(Records shown begins)

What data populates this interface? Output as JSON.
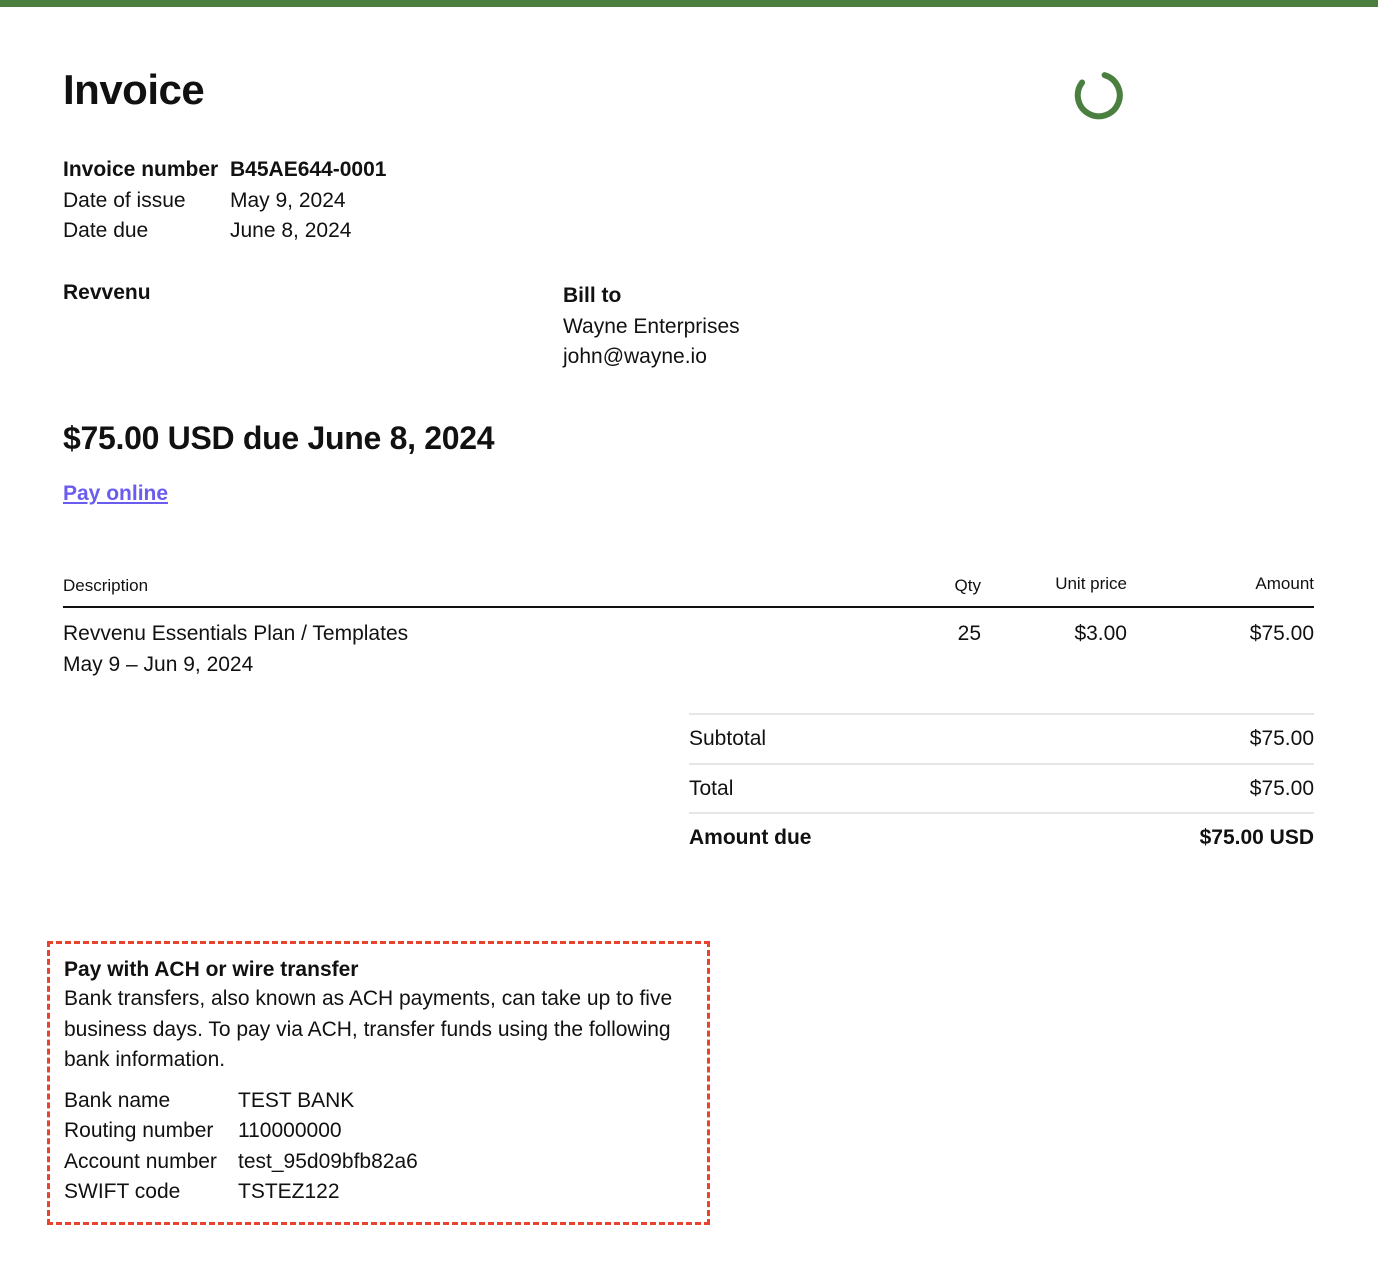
{
  "invoice": {
    "title": "Invoice",
    "meta": [
      {
        "label": "Invoice number",
        "value": "B45AE644-0001"
      },
      {
        "label": "Date of issue",
        "value": "May 9, 2024"
      },
      {
        "label": "Date due",
        "value": "June 8, 2024"
      }
    ],
    "from_name": "Revvenu",
    "bill_to": {
      "heading": "Bill to",
      "name": "Wayne Enterprises",
      "email": "john@wayne.io"
    },
    "due_heading": "$75.00 USD due June 8, 2024",
    "pay_link": "Pay online"
  },
  "items": {
    "columns": {
      "description": "Description",
      "qty": "Qty",
      "unit_price": "Unit price",
      "amount": "Amount"
    },
    "rows": [
      {
        "description": "Revvenu Essentials Plan / Templates",
        "period": "May 9 – Jun 9, 2024",
        "qty": "25",
        "unit_price": "$3.00",
        "amount": "$75.00"
      }
    ]
  },
  "totals": [
    {
      "label": "Subtotal",
      "value": "$75.00"
    },
    {
      "label": "Total",
      "value": "$75.00"
    },
    {
      "label": "Amount due",
      "value": "$75.00 USD"
    }
  ],
  "bank": {
    "title": "Pay with ACH or wire transfer",
    "description": "Bank transfers, also known as ACH payments, can take up to five business days. To pay via ACH, transfer funds using the following bank information.",
    "details": [
      {
        "label": "Bank name",
        "value": "TEST BANK"
      },
      {
        "label": "Routing number",
        "value": "110000000"
      },
      {
        "label": "Account number",
        "value": "test_95d09bfb82a6"
      },
      {
        "label": "SWIFT code",
        "value": "TSTEZ122"
      }
    ]
  },
  "colors": {
    "brand_green": "#4a7f3f",
    "link_purple": "#6b5cf0",
    "dashed_border_red": "#e8432e"
  },
  "icons": {
    "loading": "loading-spinner-icon"
  }
}
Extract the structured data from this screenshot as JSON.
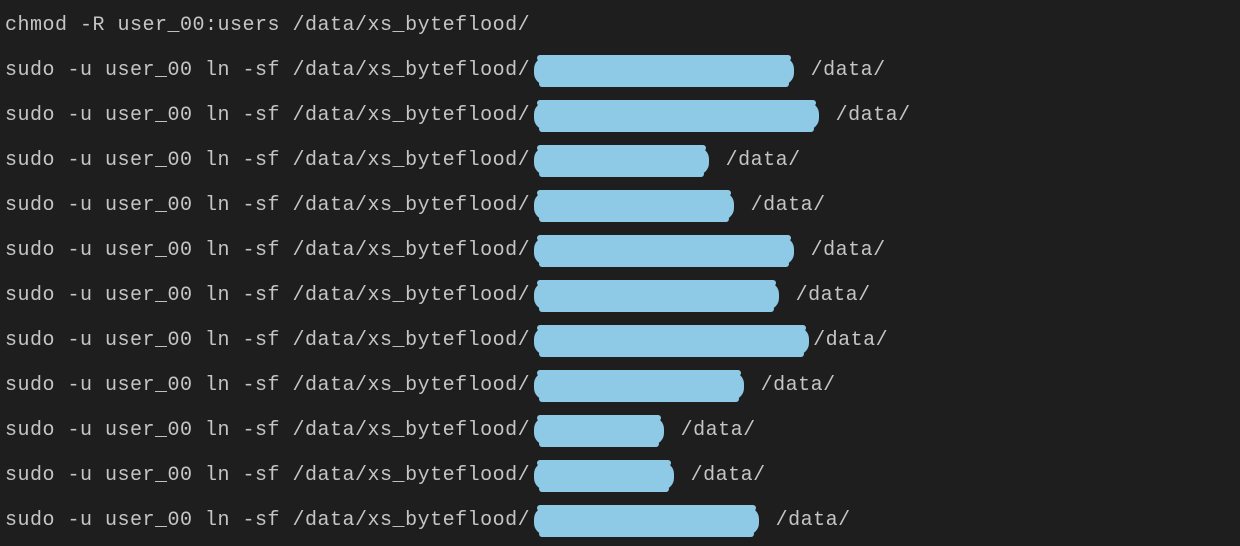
{
  "terminal": {
    "lines": [
      {
        "type": "plain",
        "text": "chmod -R user_00:users /data/xs_byteflood/"
      },
      {
        "type": "redacted",
        "prefix": "sudo -u user_00 ln -sf /data/xs_byteflood/",
        "suffix": " /data/",
        "redactionWidth": 260
      },
      {
        "type": "redacted",
        "prefix": "sudo -u user_00 ln -sf /data/xs_byteflood/",
        "suffix": " /data/",
        "redactionWidth": 285
      },
      {
        "type": "redacted",
        "prefix": "sudo -u user_00 ln -sf /data/xs_byteflood/",
        "suffix": " /data/",
        "redactionWidth": 175
      },
      {
        "type": "redacted",
        "prefix": "sudo -u user_00 ln -sf /data/xs_byteflood/",
        "suffix": " /data/",
        "redactionWidth": 200
      },
      {
        "type": "redacted",
        "prefix": "sudo -u user_00 ln -sf /data/xs_byteflood/",
        "suffix": " /data/",
        "redactionWidth": 260
      },
      {
        "type": "redacted",
        "prefix": "sudo -u user_00 ln -sf /data/xs_byteflood/",
        "suffix": " /data/",
        "redactionWidth": 245
      },
      {
        "type": "redacted",
        "prefix": "sudo -u user_00 ln -sf /data/xs_byteflood/",
        "suffix": "/data/",
        "redactionWidth": 275
      },
      {
        "type": "redacted",
        "prefix": "sudo -u user_00 ln -sf /data/xs_byteflood/",
        "suffix": " /data/",
        "redactionWidth": 210
      },
      {
        "type": "redacted",
        "prefix": "sudo -u user_00 ln -sf /data/xs_byteflood/",
        "suffix": " /data/",
        "redactionWidth": 130
      },
      {
        "type": "redacted",
        "prefix": "sudo -u user_00 ln -sf /data/xs_byteflood/",
        "suffix": " /data/",
        "redactionWidth": 140
      },
      {
        "type": "redacted",
        "prefix": "sudo -u user_00 ln -sf /data/xs_byteflood/",
        "suffix": " /data/",
        "redactionWidth": 225
      }
    ]
  }
}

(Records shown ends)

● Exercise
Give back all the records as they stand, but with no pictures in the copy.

● Expected output
What data populates this interface? Output as JSON.
{
  "invoice": {
    "title": "Invoice",
    "meta": [
      {
        "label": "Invoice number",
        "value": "B45AE644-0001"
      },
      {
        "label": "Date of issue",
        "value": "May 9, 2024"
      },
      {
        "label": "Date due",
        "value": "June 8, 2024"
      }
    ],
    "from_name": "Revvenu",
    "bill_to": {
      "heading": "Bill to",
      "name": "Wayne Enterprises",
      "email": "john@wayne.io"
    },
    "due_heading": "$75.00 USD due June 8, 2024",
    "pay_link": "Pay online"
  },
  "items": {
    "columns": {
      "description": "Description",
      "qty": "Qty",
      "unit_price": "Unit price",
      "amount": "Amount"
    },
    "rows": [
      {
        "description": "Revvenu Essentials Plan / Templates",
        "period": "May 9 – Jun 9, 2024",
        "qty": "25",
        "unit_price": "$3.00",
        "amount": "$75.00"
      }
    ]
  },
  "totals": [
    {
      "label": "Subtotal",
      "value": "$75.00"
    },
    {
      "label": "Total",
      "value": "$75.00"
    },
    {
      "label": "Amount due",
      "value": "$75.00 USD"
    }
  ],
  "bank": {
    "title": "Pay with ACH or wire transfer",
    "description": "Bank transfers, also known as ACH payments, can take up to five business days. To pay via ACH, transfer funds using the following bank information.",
    "details": [
      {
        "label": "Bank name",
        "value": "TEST BANK"
      },
      {
        "label": "Routing number",
        "value": "110000000"
      },
      {
        "label": "Account number",
        "value": "test_95d09bfb82a6"
      },
      {
        "label": "SWIFT code",
        "value": "TSTEZ122"
      }
    ]
  },
  "colors": {
    "brand_green": "#4a7f3f",
    "link_purple": "#6b5cf0",
    "dashed_border_red": "#e8432e"
  },
  "icons": {
    "loading": "loading-spinner-icon"
  }
}
Extract the structured data from this screenshot as JSON.
{
  "terminal": {
    "lines": [
      {
        "type": "plain",
        "text": "chmod -R user_00:users /data/xs_byteflood/"
      },
      {
        "type": "redacted",
        "prefix": "sudo -u user_00 ln -sf /data/xs_byteflood/",
        "suffix": " /data/",
        "redactionWidth": 260
      },
      {
        "type": "redacted",
        "prefix": "sudo -u user_00 ln -sf /data/xs_byteflood/",
        "suffix": " /data/",
        "redactionWidth": 285
      },
      {
        "type": "redacted",
        "prefix": "sudo -u user_00 ln -sf /data/xs_byteflood/",
        "suffix": " /data/",
        "redactionWidth": 175
      },
      {
        "type": "redacted",
        "prefix": "sudo -u user_00 ln -sf /data/xs_byteflood/",
        "suffix": " /data/",
        "redactionWidth": 200
      },
      {
        "type": "redacted",
        "prefix": "sudo -u user_00 ln -sf /data/xs_byteflood/",
        "suffix": " /data/",
        "redactionWidth": 260
      },
      {
        "type": "redacted",
        "prefix": "sudo -u user_00 ln -sf /data/xs_byteflood/",
        "suffix": " /data/",
        "redactionWidth": 245
      },
      {
        "type": "redacted",
        "prefix": "sudo -u user_00 ln -sf /data/xs_byteflood/",
        "suffix": "/data/",
        "redactionWidth": 275
      },
      {
        "type": "redacted",
        "prefix": "sudo -u user_00 ln -sf /data/xs_byteflood/",
        "suffix": " /data/",
        "redactionWidth": 210
      },
      {
        "type": "redacted",
        "prefix": "sudo -u user_00 ln -sf /data/xs_byteflood/",
        "suffix": " /data/",
        "redactionWidth": 130
      },
      {
        "type": "redacted",
        "prefix": "sudo -u user_00 ln -sf /data/xs_byteflood/",
        "suffix": " /data/",
        "redactionWidth": 140
      },
      {
        "type": "redacted",
        "prefix": "sudo -u user_00 ln -sf /data/xs_byteflood/",
        "suffix": " /data/",
        "redactionWidth": 225
      }
    ]
  }
}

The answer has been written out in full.